LINCOLN CENTER, MANHATTAN: What do you think of when you hear the word “Juilliard”? I personally always pictured something like a scene out of the movie “Fame” taking place on campus: tomorrow’s star performers in every hallway, their collective talent taking on a palpable charisma.
When I finally took a walk through the school’s artistic entrance on my way to their totally renovated Music Technology Center, it all materialized – at this legendary performing arts conservatory founded in 1905, tomorrow’s star performers are in every hallway. Their collective talent gains an electric life of its own, intensifying as you traverse the corridors.
Inside Juilliard’s Music Technology Center (MTC), which was created in 1993 by MTC Director Edward Bilous, a major update has continued to bolster its offerings to Julliard’s students, courtesy of a new three-room recording studio/rehearsal studio/mix room suite, complete with Euphonix System 5-MC console.
In addition to its day-to-day role, the department also hosts the annual Beyond the Machine festival of electronic music and multimedia, which features new works by Juilliard students and faculty, plus commissioned artists from outside the school. Those lucky enough to score seats leave with their preconceived notions of sensation temporarily torn apart.
SonicScoop sat down with William David Fastenow, Technical Director, Juilliard Music Technology Center, for more on the MTC and Beyond the Machine XI, taking place in two installments, Thursday March 24-27 at Juilliard’s Rosemary and Meredith Wilson Theater.
Why was the Music Technology Center significantly expanded last year?
This is an important thing we’re doing. The students are getting a lot out of it, learning how to interact with technology as musicians with the current music industry. The administration and Juilliard’s donors understood we needed to expand this facility to help the students succeed.
A lot of our students are interested in being session players, film composers or interactive musicians. The MTC helps them to know a little more about technology so they’re not so blind when they enter into these pro situations, after they leave Juilliard.
When Ed Bilous, the Director of Music Technology at Juilliard, started the department in 1993, he knew that this center was something that really needed to happen. Otherwise, students would go into the world and be lost in a studio. Not knowing how to adapt to a facility like this would affect their ability to act in the world as a professional musician. It’s been great working with him in this space – it’s a launching pad and a milestone for the school and this department.
The growth here has been extraordinary, and interest among the students has never been higher. Classes here are ongoing, and the studio is filling up with students that are using it every single day. They’re recording music in session, editing, composing, writing film scores, recording overdubs, making electronic music…it goes on and on.
This is definitely our kind of classroom! How are the studios within the MTC designed specifically to help achieve those goals?
I think that the technology that we’ve put into these rooms really supports this. This Euphonix console is helping students to get a handle on things, and pushing them a little bit about what technology exists.
There’s a specific purpose for each room here: There’s a recording scenario, a film production room, a MIDI room, and a new-instrument room. So we have different areas that are focused on helping students learn more about all these various aspects.
What made the Euphonix System 5-MC a good choice for the Juilliard MTC?
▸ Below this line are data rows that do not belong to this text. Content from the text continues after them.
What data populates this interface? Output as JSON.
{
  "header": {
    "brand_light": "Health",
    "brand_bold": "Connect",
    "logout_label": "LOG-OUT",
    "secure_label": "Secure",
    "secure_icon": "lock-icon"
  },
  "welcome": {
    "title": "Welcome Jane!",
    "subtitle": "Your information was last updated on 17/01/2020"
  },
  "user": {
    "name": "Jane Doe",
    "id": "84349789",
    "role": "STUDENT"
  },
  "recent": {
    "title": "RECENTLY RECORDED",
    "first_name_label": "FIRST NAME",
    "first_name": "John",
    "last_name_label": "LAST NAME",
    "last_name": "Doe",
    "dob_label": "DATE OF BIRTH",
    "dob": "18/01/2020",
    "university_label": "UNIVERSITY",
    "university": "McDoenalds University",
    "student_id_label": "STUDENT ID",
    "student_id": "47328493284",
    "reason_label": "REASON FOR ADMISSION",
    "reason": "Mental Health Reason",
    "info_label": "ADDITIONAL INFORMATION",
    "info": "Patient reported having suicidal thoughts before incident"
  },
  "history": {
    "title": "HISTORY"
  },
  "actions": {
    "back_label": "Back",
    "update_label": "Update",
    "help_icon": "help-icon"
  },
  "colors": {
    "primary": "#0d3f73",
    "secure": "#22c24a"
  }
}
This surface is able to change at the push of a button to reflect a new student project. It can store everything so that once a student gets used to this board, they can start tweaking and getting into all the different settings it has. When someone else sits down, they can do a recall and have a completely different board layout. Since it can switch between users at the drop of a hat, it really increases productivity.
That pushes students in a direction they wouldn’t naturally go, to learn new technology aspects before they get out into the real world. They’re pushed here to learn things that can be applied to many situations professionally. To be witness to such a prestigious institution as Juilliard paying such attention to music technology is fantastic.
I had the privilege of being at Juilliard’s annual Beyond the Machine show 10.0, last year and it was an astounding night of music and visuals. How does Beyond the Machine show fit into the Big Picture at the school?
Beyond the Machine (B.T.M.) has been so successful for the past 11 years as something that the students, the Juilliard community, and the people in NYC are all interested in. The shows always sell out, and that interest has helped spark classes in the Music Technology program. It’s generated a lot of buzz and excitement about what can be done with technology and music, and involves students in activities and music performance in a way that they weren’t exposed to before.
You have string players that have never played anything other than traditional string music, coming into B.T.M. and they’re playing with electronics and being processed, along with interactive lighting and video. They’re being filmed, and that film is affecting their performance. All these components coming together in B.T.M. gets students to do things they never even dreamed of.
B.T.M. is an alumni concert as well. Past alumni come back, have key roles in the show, and they’re mentoring current students and helping them to get more acquainted with these new techniques and procedures